If it were up to Heat owner Micky Arison, his team would be preparing for its final three preseason games right now and he’d be spending the majority of his time running his cruise lines and not at labor meetings in New York.
Even as the talks suffered their latest breakdown Thursday, two league sources said that Arison has been the most active owner in trying to push through a deal even as his peers balk at the players’ demands.
In his frustration Thursday night NBA Players Association head Billy Hunter said he felt there was a divide between big market and small market owners. He said that some big-market owners were ready end the lockout.
According to Windhorst, there have been some reports that Lakers owner Jerry Buss and Knicks owner Jim Dolan have been “aggressively pushing” for reform, but almost everyone seems to agree that Arison is not pleased about having a super-team sitting around and not playing basketball with three stars missing a year of their prime and a year of their contracts with the Heat.
Arison’s frustration with the lack of a deal is understandable, but it’s unlikely that the rest of the league’s owners are going to back off of their demands out of sympathy for the Heat.

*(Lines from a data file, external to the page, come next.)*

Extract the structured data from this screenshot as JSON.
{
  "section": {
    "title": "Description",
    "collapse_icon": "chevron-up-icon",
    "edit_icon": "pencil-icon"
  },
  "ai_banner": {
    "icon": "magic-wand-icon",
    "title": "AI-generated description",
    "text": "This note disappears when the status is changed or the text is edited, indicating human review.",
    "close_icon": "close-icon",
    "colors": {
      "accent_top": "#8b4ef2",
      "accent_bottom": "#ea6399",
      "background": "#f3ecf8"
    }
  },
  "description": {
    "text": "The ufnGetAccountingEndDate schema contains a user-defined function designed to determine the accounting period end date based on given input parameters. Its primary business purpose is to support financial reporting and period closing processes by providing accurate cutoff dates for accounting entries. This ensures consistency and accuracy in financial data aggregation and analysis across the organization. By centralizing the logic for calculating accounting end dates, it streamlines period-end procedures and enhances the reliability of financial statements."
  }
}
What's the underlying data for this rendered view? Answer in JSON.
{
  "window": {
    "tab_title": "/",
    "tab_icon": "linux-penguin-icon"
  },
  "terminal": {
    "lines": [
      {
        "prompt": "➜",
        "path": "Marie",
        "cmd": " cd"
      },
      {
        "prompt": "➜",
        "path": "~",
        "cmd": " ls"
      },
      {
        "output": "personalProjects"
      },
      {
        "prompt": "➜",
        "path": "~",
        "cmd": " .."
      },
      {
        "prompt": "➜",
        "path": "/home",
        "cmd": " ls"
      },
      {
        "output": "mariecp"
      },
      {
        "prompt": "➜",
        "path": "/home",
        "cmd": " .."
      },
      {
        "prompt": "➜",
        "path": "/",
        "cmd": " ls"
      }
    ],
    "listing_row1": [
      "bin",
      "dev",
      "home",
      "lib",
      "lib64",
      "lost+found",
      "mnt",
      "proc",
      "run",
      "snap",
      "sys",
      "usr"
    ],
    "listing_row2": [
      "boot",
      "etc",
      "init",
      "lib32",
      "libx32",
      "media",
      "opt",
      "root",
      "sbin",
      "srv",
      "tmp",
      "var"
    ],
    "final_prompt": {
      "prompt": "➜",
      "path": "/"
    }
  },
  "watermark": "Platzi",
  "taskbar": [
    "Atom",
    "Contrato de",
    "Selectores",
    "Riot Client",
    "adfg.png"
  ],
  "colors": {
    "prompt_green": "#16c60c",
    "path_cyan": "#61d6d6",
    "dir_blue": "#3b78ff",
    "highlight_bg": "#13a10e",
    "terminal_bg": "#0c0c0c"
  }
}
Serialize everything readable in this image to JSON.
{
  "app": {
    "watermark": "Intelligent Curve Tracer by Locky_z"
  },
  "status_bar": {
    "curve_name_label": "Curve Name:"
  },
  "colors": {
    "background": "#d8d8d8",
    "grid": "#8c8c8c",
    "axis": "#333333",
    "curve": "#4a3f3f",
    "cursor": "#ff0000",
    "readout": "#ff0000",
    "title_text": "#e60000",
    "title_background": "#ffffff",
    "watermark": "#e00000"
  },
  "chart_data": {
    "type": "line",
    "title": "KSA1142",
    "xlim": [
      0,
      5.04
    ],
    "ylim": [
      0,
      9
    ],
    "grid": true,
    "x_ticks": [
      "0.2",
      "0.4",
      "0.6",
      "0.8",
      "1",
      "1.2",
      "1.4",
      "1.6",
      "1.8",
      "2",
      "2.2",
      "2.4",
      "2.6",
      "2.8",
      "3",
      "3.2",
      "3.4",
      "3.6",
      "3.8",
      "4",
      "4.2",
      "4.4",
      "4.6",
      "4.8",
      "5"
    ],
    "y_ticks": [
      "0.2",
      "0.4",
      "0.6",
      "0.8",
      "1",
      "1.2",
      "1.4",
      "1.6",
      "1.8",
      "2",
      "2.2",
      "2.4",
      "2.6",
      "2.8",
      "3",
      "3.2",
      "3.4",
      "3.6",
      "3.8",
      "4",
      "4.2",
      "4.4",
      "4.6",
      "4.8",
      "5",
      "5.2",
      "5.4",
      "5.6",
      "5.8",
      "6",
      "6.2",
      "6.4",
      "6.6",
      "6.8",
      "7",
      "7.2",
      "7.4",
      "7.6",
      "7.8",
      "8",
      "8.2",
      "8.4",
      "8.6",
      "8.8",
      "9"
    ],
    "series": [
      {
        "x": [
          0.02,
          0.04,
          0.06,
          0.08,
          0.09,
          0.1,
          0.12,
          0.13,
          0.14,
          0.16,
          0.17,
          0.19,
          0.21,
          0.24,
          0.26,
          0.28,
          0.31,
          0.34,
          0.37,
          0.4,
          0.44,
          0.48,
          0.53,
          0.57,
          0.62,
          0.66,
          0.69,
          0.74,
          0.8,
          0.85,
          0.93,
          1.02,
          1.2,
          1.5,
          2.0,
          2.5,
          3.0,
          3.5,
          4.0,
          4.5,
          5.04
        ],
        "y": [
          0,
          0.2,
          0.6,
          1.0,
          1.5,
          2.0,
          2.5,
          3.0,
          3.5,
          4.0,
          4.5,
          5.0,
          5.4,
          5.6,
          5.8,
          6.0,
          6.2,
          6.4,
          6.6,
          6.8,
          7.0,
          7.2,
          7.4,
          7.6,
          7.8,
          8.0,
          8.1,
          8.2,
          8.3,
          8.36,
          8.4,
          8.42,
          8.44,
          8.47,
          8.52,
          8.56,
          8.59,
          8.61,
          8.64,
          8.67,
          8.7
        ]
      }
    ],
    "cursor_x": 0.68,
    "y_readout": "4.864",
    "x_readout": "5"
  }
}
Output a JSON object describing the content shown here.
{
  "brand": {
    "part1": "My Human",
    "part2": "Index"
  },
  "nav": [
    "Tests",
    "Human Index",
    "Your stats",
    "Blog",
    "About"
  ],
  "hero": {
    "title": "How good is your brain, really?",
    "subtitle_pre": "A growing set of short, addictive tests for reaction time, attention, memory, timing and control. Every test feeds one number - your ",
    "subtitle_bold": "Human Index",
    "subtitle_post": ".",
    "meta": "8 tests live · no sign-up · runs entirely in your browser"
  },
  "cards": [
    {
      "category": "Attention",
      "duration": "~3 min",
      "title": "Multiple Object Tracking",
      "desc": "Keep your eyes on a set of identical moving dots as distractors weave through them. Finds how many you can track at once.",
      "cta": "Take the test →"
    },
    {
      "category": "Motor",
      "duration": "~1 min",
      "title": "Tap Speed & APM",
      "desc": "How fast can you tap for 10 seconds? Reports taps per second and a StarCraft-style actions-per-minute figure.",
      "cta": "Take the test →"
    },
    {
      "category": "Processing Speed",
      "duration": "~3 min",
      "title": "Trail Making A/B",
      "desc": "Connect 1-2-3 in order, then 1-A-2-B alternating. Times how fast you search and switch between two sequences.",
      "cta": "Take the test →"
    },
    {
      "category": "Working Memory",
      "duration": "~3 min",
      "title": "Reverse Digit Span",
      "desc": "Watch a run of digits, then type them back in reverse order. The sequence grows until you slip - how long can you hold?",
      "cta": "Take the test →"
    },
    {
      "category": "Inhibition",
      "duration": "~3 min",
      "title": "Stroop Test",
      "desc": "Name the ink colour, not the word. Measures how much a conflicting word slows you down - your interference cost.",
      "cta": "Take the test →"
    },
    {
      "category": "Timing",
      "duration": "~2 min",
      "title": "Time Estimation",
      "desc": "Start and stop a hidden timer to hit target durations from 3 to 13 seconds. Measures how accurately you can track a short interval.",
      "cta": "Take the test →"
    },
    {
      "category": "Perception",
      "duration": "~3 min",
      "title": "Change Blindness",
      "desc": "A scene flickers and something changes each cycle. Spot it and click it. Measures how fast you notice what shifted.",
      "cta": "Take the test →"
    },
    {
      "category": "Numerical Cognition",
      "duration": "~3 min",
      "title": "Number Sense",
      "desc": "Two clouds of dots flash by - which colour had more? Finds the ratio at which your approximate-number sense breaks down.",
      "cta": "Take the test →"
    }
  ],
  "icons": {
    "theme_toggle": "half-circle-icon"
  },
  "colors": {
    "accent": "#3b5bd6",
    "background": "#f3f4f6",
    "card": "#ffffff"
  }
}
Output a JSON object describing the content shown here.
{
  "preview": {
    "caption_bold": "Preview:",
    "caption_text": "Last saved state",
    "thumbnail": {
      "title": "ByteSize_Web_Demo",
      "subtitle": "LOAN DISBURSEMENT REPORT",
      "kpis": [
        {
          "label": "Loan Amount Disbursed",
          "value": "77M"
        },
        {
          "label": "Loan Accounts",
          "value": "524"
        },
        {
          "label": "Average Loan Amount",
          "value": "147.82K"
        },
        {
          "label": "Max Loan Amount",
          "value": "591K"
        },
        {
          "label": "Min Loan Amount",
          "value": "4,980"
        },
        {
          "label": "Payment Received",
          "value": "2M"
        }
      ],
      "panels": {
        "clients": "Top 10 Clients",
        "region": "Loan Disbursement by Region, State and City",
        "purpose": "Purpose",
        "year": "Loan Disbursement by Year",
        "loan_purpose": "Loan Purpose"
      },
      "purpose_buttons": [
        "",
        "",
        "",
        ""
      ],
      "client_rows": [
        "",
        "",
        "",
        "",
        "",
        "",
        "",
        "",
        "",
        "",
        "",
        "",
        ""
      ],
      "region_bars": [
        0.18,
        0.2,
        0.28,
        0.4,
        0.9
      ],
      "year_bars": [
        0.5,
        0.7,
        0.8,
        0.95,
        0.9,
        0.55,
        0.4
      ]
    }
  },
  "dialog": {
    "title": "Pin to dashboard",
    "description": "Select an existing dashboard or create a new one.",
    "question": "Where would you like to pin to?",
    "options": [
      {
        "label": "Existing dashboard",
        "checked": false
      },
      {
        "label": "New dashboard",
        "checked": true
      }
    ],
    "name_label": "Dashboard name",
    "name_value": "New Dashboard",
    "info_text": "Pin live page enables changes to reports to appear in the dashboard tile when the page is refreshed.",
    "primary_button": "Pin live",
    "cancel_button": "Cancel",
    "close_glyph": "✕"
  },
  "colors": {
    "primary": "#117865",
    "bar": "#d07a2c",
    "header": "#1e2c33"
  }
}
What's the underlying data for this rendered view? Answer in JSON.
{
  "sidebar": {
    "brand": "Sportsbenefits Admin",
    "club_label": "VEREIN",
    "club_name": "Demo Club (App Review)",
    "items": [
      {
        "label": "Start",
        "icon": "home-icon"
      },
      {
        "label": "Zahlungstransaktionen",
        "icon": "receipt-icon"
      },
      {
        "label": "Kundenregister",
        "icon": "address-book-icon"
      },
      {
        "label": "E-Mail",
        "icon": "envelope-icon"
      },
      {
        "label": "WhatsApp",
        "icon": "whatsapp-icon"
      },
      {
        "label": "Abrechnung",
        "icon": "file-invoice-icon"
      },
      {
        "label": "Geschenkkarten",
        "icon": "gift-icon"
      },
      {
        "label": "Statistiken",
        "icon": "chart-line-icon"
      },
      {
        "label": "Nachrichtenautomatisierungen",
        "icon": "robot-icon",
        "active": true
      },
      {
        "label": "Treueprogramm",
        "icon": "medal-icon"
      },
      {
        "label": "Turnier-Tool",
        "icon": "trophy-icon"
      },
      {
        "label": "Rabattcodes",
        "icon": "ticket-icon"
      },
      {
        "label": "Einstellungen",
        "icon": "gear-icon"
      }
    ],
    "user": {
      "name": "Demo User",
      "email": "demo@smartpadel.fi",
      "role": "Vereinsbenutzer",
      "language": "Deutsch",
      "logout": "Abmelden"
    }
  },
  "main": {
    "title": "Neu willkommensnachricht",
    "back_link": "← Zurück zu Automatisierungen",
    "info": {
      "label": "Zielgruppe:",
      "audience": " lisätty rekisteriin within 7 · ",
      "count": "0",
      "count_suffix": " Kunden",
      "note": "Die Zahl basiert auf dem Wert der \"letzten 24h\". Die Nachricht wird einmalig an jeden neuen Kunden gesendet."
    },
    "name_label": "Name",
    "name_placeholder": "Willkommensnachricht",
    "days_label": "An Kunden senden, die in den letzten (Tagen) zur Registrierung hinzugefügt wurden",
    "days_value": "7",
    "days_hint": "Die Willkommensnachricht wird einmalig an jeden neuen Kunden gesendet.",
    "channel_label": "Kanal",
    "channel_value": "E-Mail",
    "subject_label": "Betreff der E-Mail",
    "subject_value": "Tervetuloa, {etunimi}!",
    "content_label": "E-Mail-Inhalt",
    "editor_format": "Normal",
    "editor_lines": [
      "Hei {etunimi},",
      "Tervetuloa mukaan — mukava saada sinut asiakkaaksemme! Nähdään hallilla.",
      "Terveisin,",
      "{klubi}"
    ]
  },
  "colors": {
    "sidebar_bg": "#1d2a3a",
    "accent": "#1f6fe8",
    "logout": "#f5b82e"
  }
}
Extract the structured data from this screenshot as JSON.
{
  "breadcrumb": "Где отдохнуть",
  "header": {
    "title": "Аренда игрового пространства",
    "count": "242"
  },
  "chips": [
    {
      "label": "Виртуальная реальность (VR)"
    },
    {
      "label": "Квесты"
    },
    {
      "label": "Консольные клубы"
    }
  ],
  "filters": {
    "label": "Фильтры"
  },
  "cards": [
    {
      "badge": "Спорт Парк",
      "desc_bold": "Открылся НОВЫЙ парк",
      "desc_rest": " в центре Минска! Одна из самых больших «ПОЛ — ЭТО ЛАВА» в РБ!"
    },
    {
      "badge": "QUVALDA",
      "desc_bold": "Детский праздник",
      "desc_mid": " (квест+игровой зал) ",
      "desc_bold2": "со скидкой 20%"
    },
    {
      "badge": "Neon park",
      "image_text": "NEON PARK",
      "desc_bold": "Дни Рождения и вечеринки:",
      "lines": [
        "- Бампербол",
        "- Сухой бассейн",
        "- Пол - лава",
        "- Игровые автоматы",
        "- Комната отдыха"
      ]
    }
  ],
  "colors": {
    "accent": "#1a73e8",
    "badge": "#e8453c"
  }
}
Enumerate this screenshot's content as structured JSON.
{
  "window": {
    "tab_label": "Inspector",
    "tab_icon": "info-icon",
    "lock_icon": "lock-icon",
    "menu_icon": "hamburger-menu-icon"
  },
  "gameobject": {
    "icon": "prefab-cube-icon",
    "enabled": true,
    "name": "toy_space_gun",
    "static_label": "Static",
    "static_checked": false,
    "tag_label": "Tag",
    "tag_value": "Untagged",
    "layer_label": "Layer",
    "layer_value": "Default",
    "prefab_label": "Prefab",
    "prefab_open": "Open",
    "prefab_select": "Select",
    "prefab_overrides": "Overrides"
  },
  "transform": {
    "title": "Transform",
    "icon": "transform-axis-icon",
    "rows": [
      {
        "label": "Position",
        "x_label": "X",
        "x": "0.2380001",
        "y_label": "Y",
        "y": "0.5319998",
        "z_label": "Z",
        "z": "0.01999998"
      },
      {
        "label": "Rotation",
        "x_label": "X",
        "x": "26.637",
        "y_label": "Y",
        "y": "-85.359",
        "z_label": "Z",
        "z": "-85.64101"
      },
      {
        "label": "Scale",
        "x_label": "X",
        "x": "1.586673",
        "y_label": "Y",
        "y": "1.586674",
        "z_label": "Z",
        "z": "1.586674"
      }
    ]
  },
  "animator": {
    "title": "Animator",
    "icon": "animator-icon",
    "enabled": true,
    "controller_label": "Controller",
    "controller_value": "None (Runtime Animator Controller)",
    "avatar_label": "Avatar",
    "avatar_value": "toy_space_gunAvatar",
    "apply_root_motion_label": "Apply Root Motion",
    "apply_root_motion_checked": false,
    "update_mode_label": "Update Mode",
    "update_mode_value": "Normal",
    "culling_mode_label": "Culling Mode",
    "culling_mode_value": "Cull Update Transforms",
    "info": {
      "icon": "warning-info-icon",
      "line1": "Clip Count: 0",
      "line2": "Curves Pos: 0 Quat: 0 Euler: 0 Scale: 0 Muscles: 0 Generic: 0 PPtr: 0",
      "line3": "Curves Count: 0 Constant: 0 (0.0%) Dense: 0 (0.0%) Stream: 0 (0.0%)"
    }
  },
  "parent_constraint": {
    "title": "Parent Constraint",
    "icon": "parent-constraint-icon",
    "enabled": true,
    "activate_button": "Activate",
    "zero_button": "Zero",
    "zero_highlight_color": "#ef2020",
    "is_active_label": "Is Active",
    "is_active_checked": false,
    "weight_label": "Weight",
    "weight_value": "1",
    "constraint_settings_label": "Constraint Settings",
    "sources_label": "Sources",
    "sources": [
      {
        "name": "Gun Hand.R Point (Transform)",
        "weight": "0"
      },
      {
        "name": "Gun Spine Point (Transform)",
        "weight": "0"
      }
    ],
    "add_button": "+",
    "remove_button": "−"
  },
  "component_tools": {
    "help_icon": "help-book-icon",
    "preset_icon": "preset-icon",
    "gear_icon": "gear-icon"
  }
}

Just when things were starting to look up — federal mediators! Marathon bargaining sessions! Small concessions from both sides! — it’s starting to look very, very grim for NBA fans once again. According to Yahoo! Sports’ Adrian Wojnarowski, talks between the owners and the players have stopped, and the lockout has suffered what Wojnarowski calls a “huge setback”:
Talks on a 50-50 BRI split broke down, and labor talks have ended, source tells Y! No new meetings scheduled. Huge setback in this lockout.
We’ll keep you posted on any new updates as they come in, but things are not looking good at all right now.
Things are looking grim. The first two weeks of the season have been cancelled, and cancellation of games through Christmas Day may be coming soon. However, one league source gave the Chicago Tribune’s K.C. Johnson a sliver of hope for NBA fans:
Another league source said that, despite Stern’s cancellation, there still is a possibility an 82-game schedule can be salvaged in a lengthened season that would stretch into July. That is, if progress continues to the point a deal is made this week.
It’s actually a bit remarkable that so few people have been talking about this — if the season starts later, have it end a bit later and keep all the games. The chances of an 82-game season are slim, and hopes for more than 60 games this year may be slim, but it appears there is a small glimmer of hope for fans hoping to see a full 2011-12 season. That is, if a deal gets done this week.